=== Exercise description ===
Look through the entries below and return all lines including the word "heart".

=== Records for the task ===
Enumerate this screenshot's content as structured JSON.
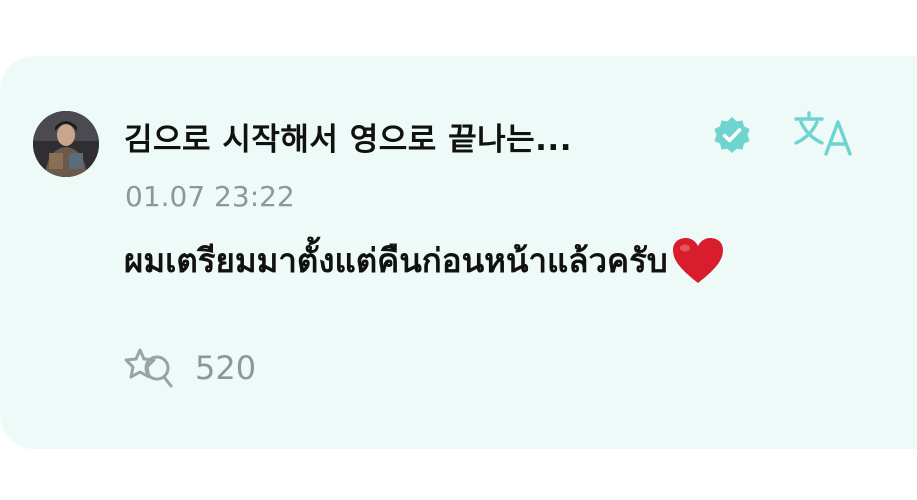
{
  "comment": {
    "username": "김으로 시작해서 영으로 끝나는...",
    "timestamp": "01.07 23:22",
    "message": "ผมเตรียมมาตั้งแต่คืนก่อนหน้าแล้วครับ",
    "like_count": "520"
  },
  "icons": {
    "verified": "verified-badge-icon",
    "translate": "translate-icon",
    "heart": "red-heart-emoji",
    "like": "star-heart-like-icon"
  },
  "colors": {
    "card_background": "#eefaf7",
    "accent": "#6fd3d0",
    "text_primary": "#111111",
    "text_secondary": "#8e9699",
    "heart": "#d81e2c"
  }
}
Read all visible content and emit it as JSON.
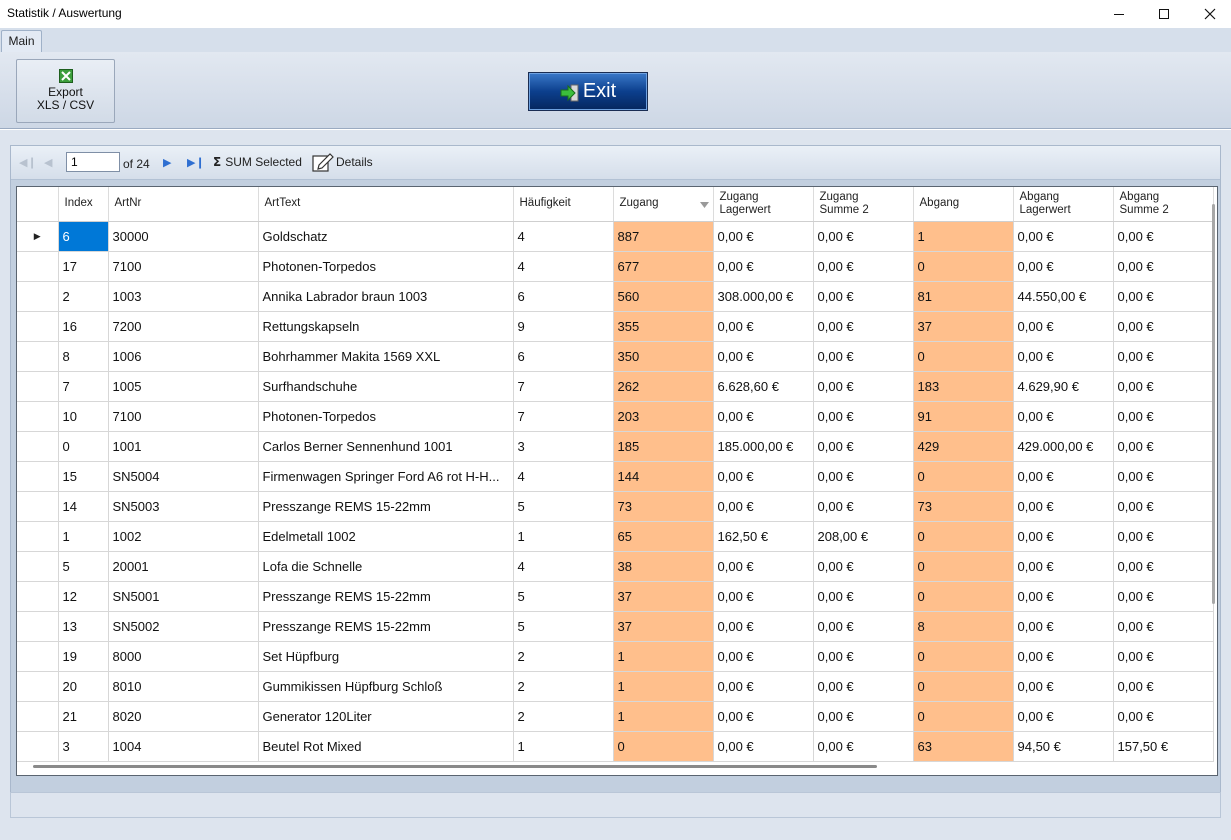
{
  "window": {
    "title": "Statistik / Auswertung"
  },
  "ribbon": {
    "tab_main": "Main",
    "export_label_1": "Export",
    "export_label_2": "XLS / CSV",
    "exit_label": "Exit"
  },
  "navigator": {
    "page": "1",
    "of_label": "of 24",
    "sum_label": "SUM Selected",
    "details_label": "Details"
  },
  "columns": {
    "index": "Index",
    "artnr": "ArtNr",
    "arttext": "ArtText",
    "haeufigkeit": "Häufigkeit",
    "zugang": "Zugang",
    "zugang_lagerwert_1": "Zugang",
    "zugang_lagerwert_2": "Lagerwert",
    "zugang_summe2_1": "Zugang",
    "zugang_summe2_2": "Summe 2",
    "abgang": "Abgang",
    "abgang_lagerwert_1": "Abgang",
    "abgang_lagerwert_2": "Lagerwert",
    "abgang_summe2_1": "Abgang",
    "abgang_summe2_2": "Summe 2"
  },
  "rows": [
    [
      "6",
      "30000",
      "Goldschatz",
      "4",
      "887",
      "0,00 €",
      "0,00 €",
      "1",
      "0,00 €",
      "0,00 €"
    ],
    [
      "17",
      "7100",
      "Photonen-Torpedos",
      "4",
      "677",
      "0,00 €",
      "0,00 €",
      "0",
      "0,00 €",
      "0,00 €"
    ],
    [
      "2",
      "1003",
      "Annika Labrador braun 1003",
      "6",
      "560",
      "308.000,00 €",
      "0,00 €",
      "81",
      "44.550,00 €",
      "0,00 €"
    ],
    [
      "16",
      "7200",
      "Rettungskapseln",
      "9",
      "355",
      "0,00 €",
      "0,00 €",
      "37",
      "0,00 €",
      "0,00 €"
    ],
    [
      "8",
      "1006",
      "Bohrhammer Makita 1569 XXL",
      "6",
      "350",
      "0,00 €",
      "0,00 €",
      "0",
      "0,00 €",
      "0,00 €"
    ],
    [
      "7",
      "1005",
      "Surfhandschuhe",
      "7",
      "262",
      "6.628,60 €",
      "0,00 €",
      "183",
      "4.629,90 €",
      "0,00 €"
    ],
    [
      "10",
      "7100",
      "Photonen-Torpedos",
      "7",
      "203",
      "0,00 €",
      "0,00 €",
      "91",
      "0,00 €",
      "0,00 €"
    ],
    [
      "0",
      "1001",
      "Carlos Berner Sennenhund 1001",
      "3",
      "185",
      "185.000,00 €",
      "0,00 €",
      "429",
      "429.000,00 €",
      "0,00 €"
    ],
    [
      "15",
      "SN5004",
      "Firmenwagen Springer Ford A6 rot H-H...",
      "4",
      "144",
      "0,00 €",
      "0,00 €",
      "0",
      "0,00 €",
      "0,00 €"
    ],
    [
      "14",
      "SN5003",
      "Presszange REMS 15-22mm",
      "5",
      "73",
      "0,00 €",
      "0,00 €",
      "73",
      "0,00 €",
      "0,00 €"
    ],
    [
      "1",
      "1002",
      "Edelmetall 1002",
      "1",
      "65",
      "162,50 €",
      "208,00 €",
      "0",
      "0,00 €",
      "0,00 €"
    ],
    [
      "5",
      "20001",
      "Lofa die Schnelle",
      "4",
      "38",
      "0,00 €",
      "0,00 €",
      "0",
      "0,00 €",
      "0,00 €"
    ],
    [
      "12",
      "SN5001",
      "Presszange REMS 15-22mm",
      "5",
      "37",
      "0,00 €",
      "0,00 €",
      "0",
      "0,00 €",
      "0,00 €"
    ],
    [
      "13",
      "SN5002",
      "Presszange REMS 15-22mm",
      "5",
      "37",
      "0,00 €",
      "0,00 €",
      "8",
      "0,00 €",
      "0,00 €"
    ],
    [
      "19",
      "8000",
      "Set Hüpfburg",
      "2",
      "1",
      "0,00 €",
      "0,00 €",
      "0",
      "0,00 €",
      "0,00 €"
    ],
    [
      "20",
      "8010",
      "Gummikissen Hüpfburg Schloß",
      "2",
      "1",
      "0,00 €",
      "0,00 €",
      "0",
      "0,00 €",
      "0,00 €"
    ],
    [
      "21",
      "8020",
      "Generator 120Liter",
      "2",
      "1",
      "0,00 €",
      "0,00 €",
      "0",
      "0,00 €",
      "0,00 €"
    ],
    [
      "3",
      "1004",
      "Beutel Rot Mixed",
      "1",
      "0",
      "0,00 €",
      "0,00 €",
      "63",
      "94,50 €",
      "157,50 €"
    ]
  ],
  "colors": {
    "highlight_column": "#ffbf8c",
    "selection": "#0078d7",
    "exit_button": "#0c3f8d"
  }
}
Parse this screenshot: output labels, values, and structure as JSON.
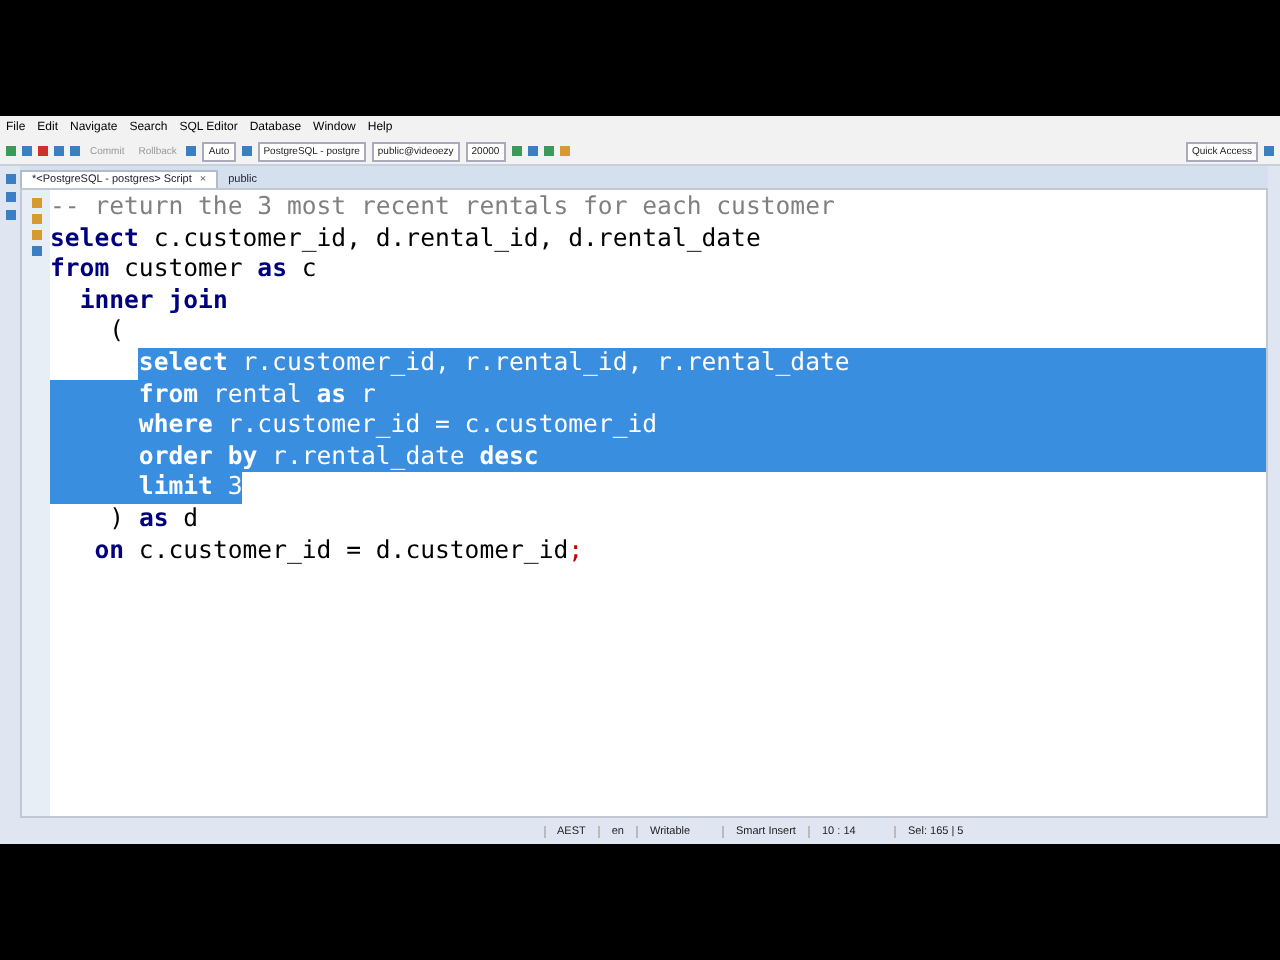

=== Result of the exercise ===
    "heart": "red-heart-emoji",
    "like": "star-heart-like-icon"
    "heart": "#d81e2c"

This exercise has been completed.